> _ENTRIES PROVIDED_
==============================

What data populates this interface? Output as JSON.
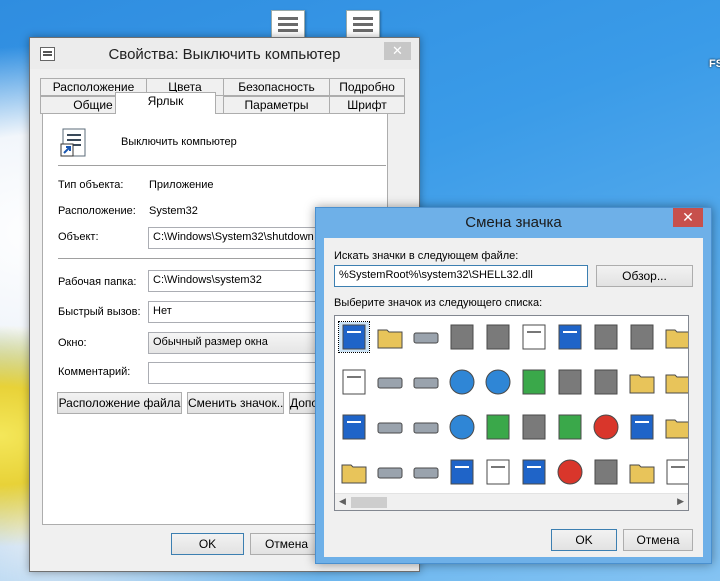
{
  "desktop": {
    "edge_text": "FS"
  },
  "props_window": {
    "title": "Свойства: Выключить компьютер",
    "tabs_top": [
      "Расположение",
      "Цвета",
      "Безопасность",
      "Подробно"
    ],
    "tabs_bottom": [
      "Общие",
      "Ярлык",
      "Параметры",
      "Шрифт"
    ],
    "active_tab": "Ярлык",
    "shortcut_name": "Выключить компьютер",
    "fields": {
      "type_label": "Тип объекта:",
      "type_value": "Приложение",
      "location_label": "Расположение:",
      "location_value": "System32",
      "object_label": "Объект:",
      "object_value": "C:\\Windows\\System32\\shutdown",
      "workdir_label": "Рабочая папка:",
      "workdir_value": "C:\\Windows\\system32",
      "hotkey_label": "Быстрый вызов:",
      "hotkey_value": "Нет",
      "window_label": "Окно:",
      "window_value": "Обычный размер окна",
      "comment_label": "Комментарий:",
      "comment_value": ""
    },
    "buttons": {
      "file_location": "Расположение файла",
      "change_icon": "Сменить значок...",
      "advanced": "Дополнительно...",
      "ok": "OK",
      "cancel": "Отмена"
    },
    "close_icon": "close-icon"
  },
  "change_icon_dialog": {
    "title": "Смена значка",
    "search_label": "Искать значки в следующем файле:",
    "file_path": "%SystemRoot%\\system32\\SHELL32.dll",
    "browse_button": "Обзор...",
    "list_label": "Выберите значок из следующего списка:",
    "icons": [
      [
        "blank-window-icon",
        "folder-icon",
        "drive-icon",
        "chip-icon",
        "printer-icon",
        "clock-document-icon",
        "display-settings-icon",
        "hand-icon",
        "recycle-bin-icon",
        "folder-grid-icon"
      ],
      [
        "document-icon",
        "server-icon",
        "network-drive-icon",
        "globe-icon",
        "network-globe-icon",
        "control-panel-icon",
        "cpu-icon",
        "shortcut-arrow-icon",
        "folder-share-icon",
        "disk-folder-icon"
      ],
      [
        "window-icon",
        "floppy-icon",
        "disconnected-drive-icon",
        "globe-mouse-icon",
        "network-icon",
        "search-icon",
        "network-share-icon",
        "power-icon-small",
        "monitor-icon",
        "folder-font-icon"
      ],
      [
        "open-folder-icon",
        "removable-drive-icon",
        "cd-drive-icon",
        "computer-icon",
        "calculator-icon",
        "help-icon",
        "shutdown-icon",
        "trash-icon",
        "tools-folder-icon",
        "checklist-icon"
      ]
    ],
    "buttons": {
      "ok": "OK",
      "cancel": "Отмена"
    },
    "close_icon": "close-icon"
  }
}
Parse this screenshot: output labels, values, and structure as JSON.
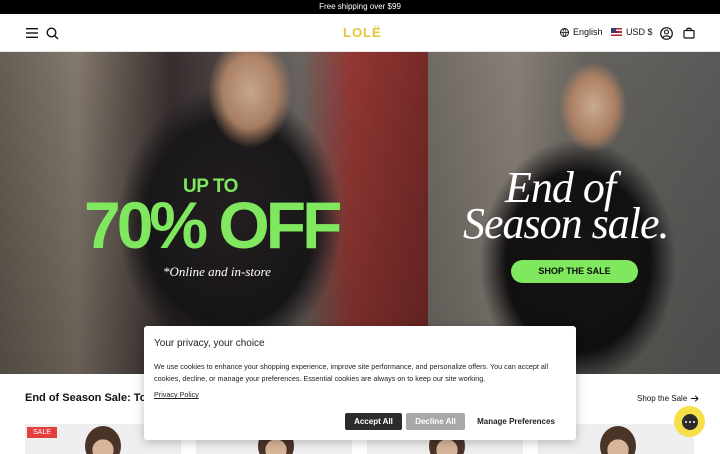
{
  "announcement": "Free shipping over $99",
  "header": {
    "logo": "LOLË",
    "language": "English",
    "currency": "USD $",
    "icons": [
      "menu-icon",
      "search-icon",
      "globe-icon",
      "us-flag-icon",
      "account-icon",
      "bag-icon"
    ]
  },
  "hero": {
    "left": {
      "up_to": "UP TO",
      "discount": "70% OFF",
      "note": "*Online and in-store"
    },
    "right": {
      "line1": "End of",
      "line2": "Season sale.",
      "cta": "SHOP THE SALE"
    }
  },
  "section": {
    "title": "End of Season Sale: Too Ho",
    "link": "Shop the Sale"
  },
  "products": [
    {
      "badge": "SALE"
    },
    {
      "badge": ""
    },
    {
      "badge": ""
    },
    {
      "badge": ""
    }
  ],
  "cookie_banner": {
    "title": "Your privacy, your choice",
    "text": "We use cookies to enhance your shopping experience, improve site performance, and personalize offers. You can accept all cookies, decline, or manage your preferences. Essential cookies are always on to keep our site working.",
    "policy_link": "Privacy Policy",
    "accept": "Accept All",
    "decline": "Decline All",
    "manage": "Manage Preferences"
  },
  "colors": {
    "accent_green": "#7fe85e",
    "logo_yellow": "#e5c63a",
    "sale_red": "#e43f3f",
    "chat_yellow": "#f5e04a"
  }
}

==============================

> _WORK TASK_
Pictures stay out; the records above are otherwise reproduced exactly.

> _TASK RESULT_
What data populates this interface? Output as JSON.
{
  "desktop": {
    "edge_text": "FS"
  },
  "props_window": {
    "title": "Свойства: Выключить компьютер",
    "tabs_top": [
      "Расположение",
      "Цвета",
      "Безопасность",
      "Подробно"
    ],
    "tabs_bottom": [
      "Общие",
      "Ярлык",
      "Параметры",
      "Шрифт"
    ],
    "active_tab": "Ярлык",
    "shortcut_name": "Выключить компьютер",
    "fields": {
      "type_label": "Тип объекта:",
      "type_value": "Приложение",
      "location_label": "Расположение:",
      "location_value": "System32",
      "object_label": "Объект:",
      "object_value": "C:\\Windows\\System32\\shutdown",
      "workdir_label": "Рабочая папка:",
      "workdir_value": "C:\\Windows\\system32",
      "hotkey_label": "Быстрый вызов:",
      "hotkey_value": "Нет",
      "window_label": "Окно:",
      "window_value": "Обычный размер окна",
      "comment_label": "Комментарий:",
      "comment_value": ""
    },
    "buttons": {
      "file_location": "Расположение файла",
      "change_icon": "Сменить значок...",
      "advanced": "Дополнительно...",
      "ok": "OK",
      "cancel": "Отмена"
    },
    "close_icon": "close-icon"
  },
  "change_icon_dialog": {
    "title": "Смена значка",
    "search_label": "Искать значки в следующем файле:",
    "file_path": "%SystemRoot%\\system32\\SHELL32.dll",
    "browse_button": "Обзор...",
    "list_label": "Выберите значок из следующего списка:",
    "icons": [
      [
        "blank-window-icon",
        "folder-icon",
        "drive-icon",
        "chip-icon",
        "printer-icon",
        "clock-document-icon",
        "display-settings-icon",
        "hand-icon",
        "recycle-bin-icon",
        "folder-grid-icon"
      ],
      [
        "document-icon",
        "server-icon",
        "network-drive-icon",
        "globe-icon",
        "network-globe-icon",
        "control-panel-icon",
        "cpu-icon",
        "shortcut-arrow-icon",
        "folder-share-icon",
        "disk-folder-icon"
      ],
      [
        "window-icon",
        "floppy-icon",
        "disconnected-drive-icon",
        "globe-mouse-icon",
        "network-icon",
        "search-icon",
        "network-share-icon",
        "power-icon-small",
        "monitor-icon",
        "folder-font-icon"
      ],
      [
        "open-folder-icon",
        "removable-drive-icon",
        "cd-drive-icon",
        "computer-icon",
        "calculator-icon",
        "help-icon",
        "shutdown-icon",
        "trash-icon",
        "tools-folder-icon",
        "checklist-icon"
      ]
    ],
    "buttons": {
      "ok": "OK",
      "cancel": "Отмена"
    },
    "close_icon": "close-icon"
  }
}
Parse this screenshot: output labels, values, and structure as JSON.
{
  "announcement": "Free shipping over $99",
  "header": {
    "logo": "LOLË",
    "language": "English",
    "currency": "USD $",
    "icons": [
      "menu-icon",
      "search-icon",
      "globe-icon",
      "us-flag-icon",
      "account-icon",
      "bag-icon"
    ]
  },
  "hero": {
    "left": {
      "up_to": "UP TO",
      "discount": "70% OFF",
      "note": "*Online and in-store"
    },
    "right": {
      "line1": "End of",
      "line2": "Season sale.",
      "cta": "SHOP THE SALE"
    }
  },
  "section": {
    "title": "End of Season Sale: Too Ho",
    "link": "Shop the Sale"
  },
  "products": [
    {
      "badge": "SALE"
    },
    {
      "badge": ""
    },
    {
      "badge": ""
    },
    {
      "badge": ""
    }
  ],
  "cookie_banner": {
    "title": "Your privacy, your choice",
    "text": "We use cookies to enhance your shopping experience, improve site performance, and personalize offers. You can accept all cookies, decline, or manage your preferences. Essential cookies are always on to keep our site working.",
    "policy_link": "Privacy Policy",
    "accept": "Accept All",
    "decline": "Decline All",
    "manage": "Manage Preferences"
  },
  "colors": {
    "accent_green": "#7fe85e",
    "logo_yellow": "#e5c63a",
    "sale_red": "#e43f3f",
    "chat_yellow": "#f5e04a"
  }
}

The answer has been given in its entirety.